“Depends,” Karma says, handing him a cup of probably 90% whipped cream, “did it work?”

Gakushuu looks down at the cup. Looks back up at Karma. “Did you want it to?” he asks.

Karma swallows. “Maybe,” he says.

Gakushuu brings the cup up to his mouth and takes a sip. “Not horrible,” he says.

“That’s the worst yes I’ve ever received,” Karma says.

“Well,” Gakushuu says, taking another prim sip, “that’s the worst way I’ve been asked out.”

“I hate you so much,” Karma says. He’s smiling so wide his face hurts.

“The feeling is mutual,” Gakushuu says.

Karma walks in whistling.

Nagisa looks at him like he knows. Which—considering Rio’s track record, he probably does. “You look better,” he says. Which is Nagisa’s way of saying are no longer stuffing your face full of cheese Pringles even though you’re lactose intolerant while crying at bad TV. Karma appreciates it.

“Yeah,” he says. “I asked Gakushuu out.”

Nagisa blinks. “So you two finally worked things out?” he asks, cautious in a way that confirms it’s not the first time he’s hearing about this.

Karma shrugs. “Not really. But I’ll date him so hard.”

“Please tell me you didn’t make dating him into some sort of competition inside your head,” Nagisa says.

“I didn’t make dating into a competition inside my head,” Karma says dutifully.

Nagisa gives him a look.

“I kind of did?” Karma says.

Karma,” Nagisa says.

“It’ll be fine,” Karma says.


“It will.”

Nagisa’s head hits the desk.

“You look really nice,” Karma says. Gakushuu’s not dressed up by any means, but the ripped jeans suit him. He’s got on a plain white t-shirt, and he looks—good. Less like he’s come to hand you an eviction notice and more like an actual college student.

“Thanks,” Gakushuu says. “Did you actually bring me flowers? I’m impressed.”

Karma hands the roses to him. “Figured I should say sorry,” he says. “I kind of—pounced on you, the first day you came. You didn’t deserve it.”

Gakushuu rubs at the back of his neck. “Yeah, well,” he says, “I wasn’t always the nicest to you. You had your reasons to doubt my motives.”

Karma laughs. “You know,” he says, “once, back in high school, Rio told me she thought that was our—and this is a direct quote—weird little courting ritual.”

“It kind of was though,” Gakushuu says, looking pensive, “wasn’t it? Remember when we had to do that math project on the history and development of trigonometry and almost killed each-other?”

Karma shudders. “That was horrible,” he says. “You fell asleep on me that one time we met up after school, and then you started pathologically avoiding me. I was actually a little sad.” (He’d eaten two pints of double chocolate-chip ice-cream on his own, but some things are better left unsaid.)

“Oh,” Gakushuu says. “That.”

“Yeah,” Karma says. “That.”

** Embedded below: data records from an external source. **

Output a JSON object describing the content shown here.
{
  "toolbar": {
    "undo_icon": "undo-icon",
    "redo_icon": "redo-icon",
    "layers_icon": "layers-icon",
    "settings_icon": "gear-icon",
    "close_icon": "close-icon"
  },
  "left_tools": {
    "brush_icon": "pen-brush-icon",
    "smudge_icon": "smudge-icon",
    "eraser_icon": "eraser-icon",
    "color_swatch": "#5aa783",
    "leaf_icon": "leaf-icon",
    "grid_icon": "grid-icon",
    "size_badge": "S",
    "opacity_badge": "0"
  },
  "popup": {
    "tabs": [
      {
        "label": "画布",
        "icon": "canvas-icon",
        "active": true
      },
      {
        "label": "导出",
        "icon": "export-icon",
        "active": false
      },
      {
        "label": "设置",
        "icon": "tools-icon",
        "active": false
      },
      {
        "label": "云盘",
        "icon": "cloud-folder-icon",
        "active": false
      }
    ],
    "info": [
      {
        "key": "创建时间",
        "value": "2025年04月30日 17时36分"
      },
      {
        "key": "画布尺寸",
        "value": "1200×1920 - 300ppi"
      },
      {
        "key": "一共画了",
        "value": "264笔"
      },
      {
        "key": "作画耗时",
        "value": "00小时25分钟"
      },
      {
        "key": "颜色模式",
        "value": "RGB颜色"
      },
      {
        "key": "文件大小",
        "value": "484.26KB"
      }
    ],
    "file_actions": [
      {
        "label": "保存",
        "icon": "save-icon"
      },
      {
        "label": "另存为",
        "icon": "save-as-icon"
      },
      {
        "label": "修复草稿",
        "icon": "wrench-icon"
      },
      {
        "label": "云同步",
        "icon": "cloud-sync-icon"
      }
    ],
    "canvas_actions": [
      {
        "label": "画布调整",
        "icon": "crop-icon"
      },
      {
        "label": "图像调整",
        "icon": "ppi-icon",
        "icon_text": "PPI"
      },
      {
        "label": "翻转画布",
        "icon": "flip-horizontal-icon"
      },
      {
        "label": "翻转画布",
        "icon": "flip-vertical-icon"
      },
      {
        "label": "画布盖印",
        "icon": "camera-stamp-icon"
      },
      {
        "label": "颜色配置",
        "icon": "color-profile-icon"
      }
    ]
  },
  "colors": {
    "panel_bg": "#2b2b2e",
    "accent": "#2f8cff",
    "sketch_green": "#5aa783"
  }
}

“I was—,” Gakushuu gnaws at his lower lip. “I was embarrassed,” he says. “Back then I—I didn’t like how I—how I felt around you. My heart started beating faster, and my hands would get all sweaty and—I fell asleep on you, for God’s sake.”

“Oh, my God,” Karma says. Then again, just for good measure, “Oh, my God.”

“What?” Gakushuu asks.

“I wanted to ask you out,” Karma says, probably a lot louder than strictly socially acceptable. A few people turn to look at them. “I was sad because I was thinking about asking you out. And then you started avoiding me and I thought I’d read the whole thing wrong. Poor Nagisa listened to so many excess sugar fuelled rants about you.”

“Oh, my God,” Gakushuu echoes, putting a hand over his face. “We’re so stupid.”

“We really are,” Karma says.

“I’m sorry,” Gakushuu says. “I like you.”

“I like you too,” Karma says, taking a few steps closer. “A lot. Even though you have horrible coffee taste.”

“Hey,” Gakushuu says. “I ate whipped cream for you.”

“And that was very sweet of you,” Karma says, and cups his chin. Gakushuu’s answering groan twists into a laugh against his mouth. Gakushuu’s lips are soft, and he tastes a little like strawberry lip balm and— “I can’t believe we could have been doing this two years ago,” he says. “That’s very poor time management on your part.”

“I hate you,” Gakushuu says. They’re still sharing a breath.

“Anything I can do to change that?” Karma asks.

Gakushuu hums. “I could think of a few things,” he says.

Luckily, Karma has a pretty good idea what they are.